━━━ Supplied records ━━━
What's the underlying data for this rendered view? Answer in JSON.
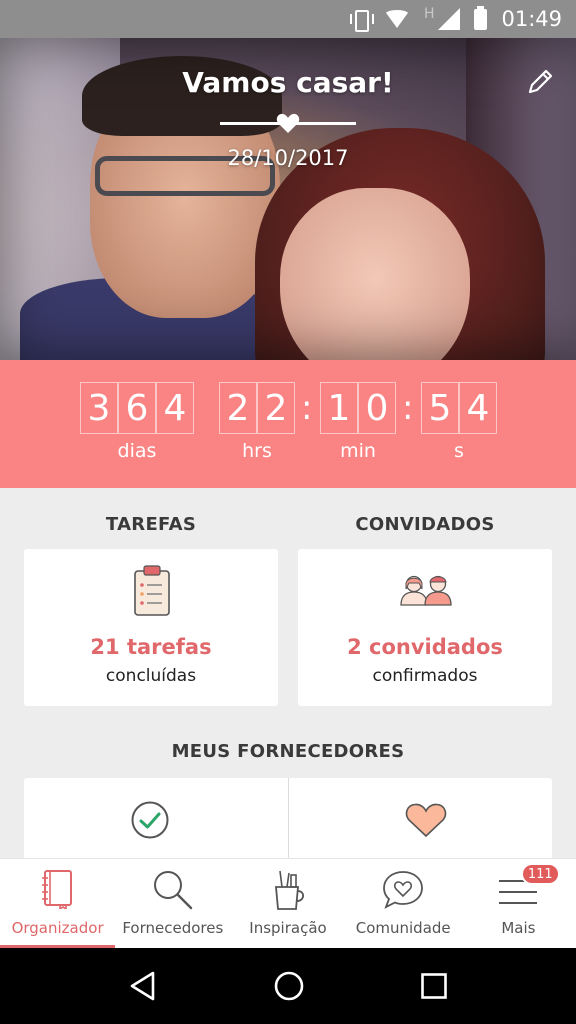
{
  "status_bar": {
    "time": "01:49",
    "network_label": "H"
  },
  "hero": {
    "title": "Vamos casar!",
    "date": "28/10/2017"
  },
  "countdown": {
    "days_digits": [
      "3",
      "6",
      "4"
    ],
    "hours_digits": [
      "2",
      "2"
    ],
    "minutes_digits": [
      "1",
      "0"
    ],
    "seconds_digits": [
      "5",
      "4"
    ],
    "separator": ":",
    "days_label": "dias",
    "hours_label": "hrs",
    "minutes_label": "min",
    "seconds_label": "s"
  },
  "tasks": {
    "title": "TAREFAS",
    "count": "21 tarefas",
    "subtitle": "concluídas"
  },
  "guests": {
    "title": "CONVIDADOS",
    "count": "2 convidados",
    "subtitle": "confirmados"
  },
  "vendors": {
    "title": "MEUS FORNECEDORES"
  },
  "bottom_nav": {
    "items": [
      {
        "label": "Organizador",
        "icon": "notebook-icon"
      },
      {
        "label": "Fornecedores",
        "icon": "search-icon"
      },
      {
        "label": "Inspiração",
        "icon": "pencil-cup-icon"
      },
      {
        "label": "Comunidade",
        "icon": "chat-heart-icon"
      },
      {
        "label": "Mais",
        "icon": "menu-icon"
      }
    ],
    "badge": "111"
  },
  "colors": {
    "accent": "#fa8484",
    "accent_text": "#e0676a",
    "background": "#ededed"
  }
}
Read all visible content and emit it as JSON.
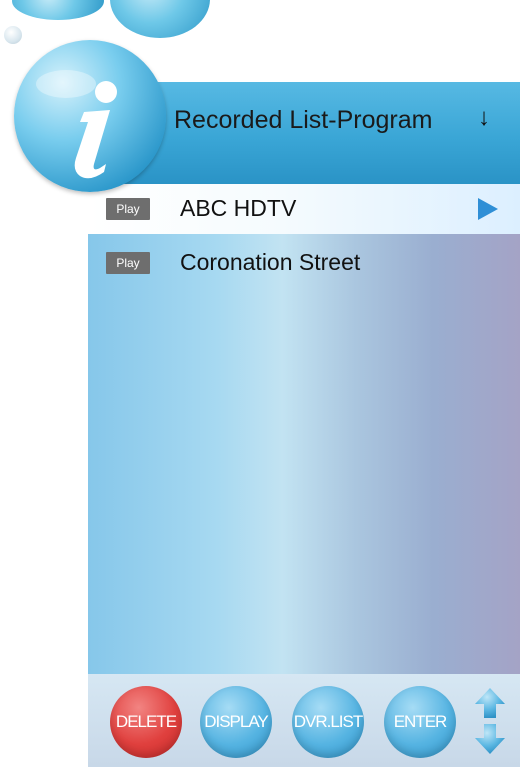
{
  "header": {
    "title": "Recorded List-Program",
    "sort_icon": "sort-down-arrow-icon",
    "sort_glyph": "↓"
  },
  "info_icon": "info-icon",
  "list": {
    "items": [
      {
        "badge": "Play",
        "label": "ABC HDTV",
        "selected": true
      },
      {
        "badge": "Play",
        "label": "Coronation Street",
        "selected": false
      }
    ]
  },
  "buttons": {
    "delete_label": "DELETE",
    "display_label": "DISPLAY",
    "dvrlist_label": "DVR.LIST",
    "enter_label": "ENTER"
  },
  "colors": {
    "header_blue": "#3aa6d6",
    "delete_red": "#e0403e",
    "button_blue": "#56b4e2",
    "selected_arrow": "#2f8fd6"
  }
}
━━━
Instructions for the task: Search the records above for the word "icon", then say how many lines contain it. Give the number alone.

Exercise solution: 7